Slides 22-23 – Balloons. Students write questions on a balloon, blow it up (with a pump!) and throw to someone else to answer. Use soft felt pens so it doesn’t burst!
Slide 25-26 – Using OneDrive for collaborative revision. OneDrive is available as part of Office 365 or you can get a free Microsoft account to create documents online and store in the cloud. You can share these documents and collaborate live with others even if they do not have an Office account. In school, Year 10 and Year 11 have a shared folder with past papers, model answers, example lesson ppts and more importantly collaborative revision work. For example, year 10 were working on Settlement and at the end of the unit worked in groups to complete a OneNote notebook with different sections of the topic so that they can all share.

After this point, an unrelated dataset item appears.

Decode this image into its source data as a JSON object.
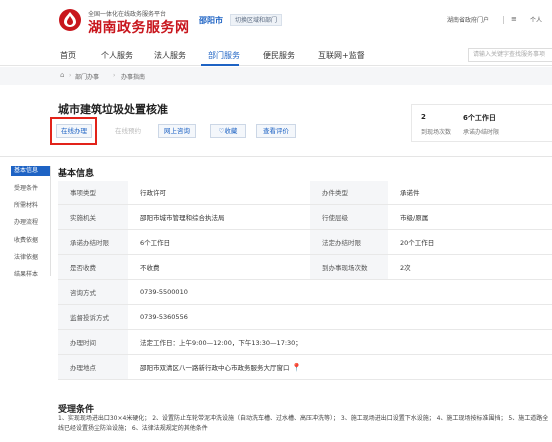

Slide 27-30 – Triptico. Has a free version or paid version. A web based app that can be downloaded and includes various tools from timers to photo selectors or quiz makers.
Slide 31 – Fotobabble. Available on any platform and web-based. Take a photo on a device, then record audio over the photo for up to a minute. Great for revision ‘speaking flash cards’. These can then be shared with others via email. Also good for virtual fieldwork!
Slide 32 – Photosynth. Another photo tool, this one from Microsoft and linked to Bing maps. You can stitch and create amazing 360 panoramas using a guided photo app, then when it is stitched you can zoom in and out of areas. Good for virtual fieldwork and as a prompt for revising landforms, places, processes, etc,.
Slide 33 – Minecraft. I’m only just starting to dabble with this. I’m not a coder or anything like that but students came to me a few weeks ago asking if they could use Minecraft for their homework. I said yes and they brought in a video tour of their landscape that was a real access-point to their own verbal literacy. They could articulate what they had created, the landforms and features, why they had chosen then. And they had collaborated to do this. The website minecraft.edu has various resources and tutorials available that other teachers have shared, and there is a programming book available from Microsoft Education via Partners in Learning. The minecraft.edu site has resources such as example worlds like the Tropical Rainforest challenge that guides students through challenges and concepts such as resource management, tribal conflict, land use, deforestation, etc,.
Slide 34-35. Microsoft Partners in Learning free tools reminder. Join the network and find free resources, software and case studies of what other teachers are trying.
Slide 36 – Google Forms. Use this tool to make simple quizzes, or get students to create them for each other. Really only takes minutes and share-able.
So there we go. Basically just different random ways of asking questions or knowledge checking, but it all helps to break up the normal routine. Plus having time constraints or ‘competitive pressure’ like that found in games situations helps with learning how to cope with exam pressure and stress. So, don’t be risk averse, just have a go. And if it doesn’t work? No matter, learn to fail and then get over it. Build some ‘bounce-back-ability’.
“Failures, repeated failures, are finger posts on the road to achievement. One fails forward toward success.” C.S.Lewis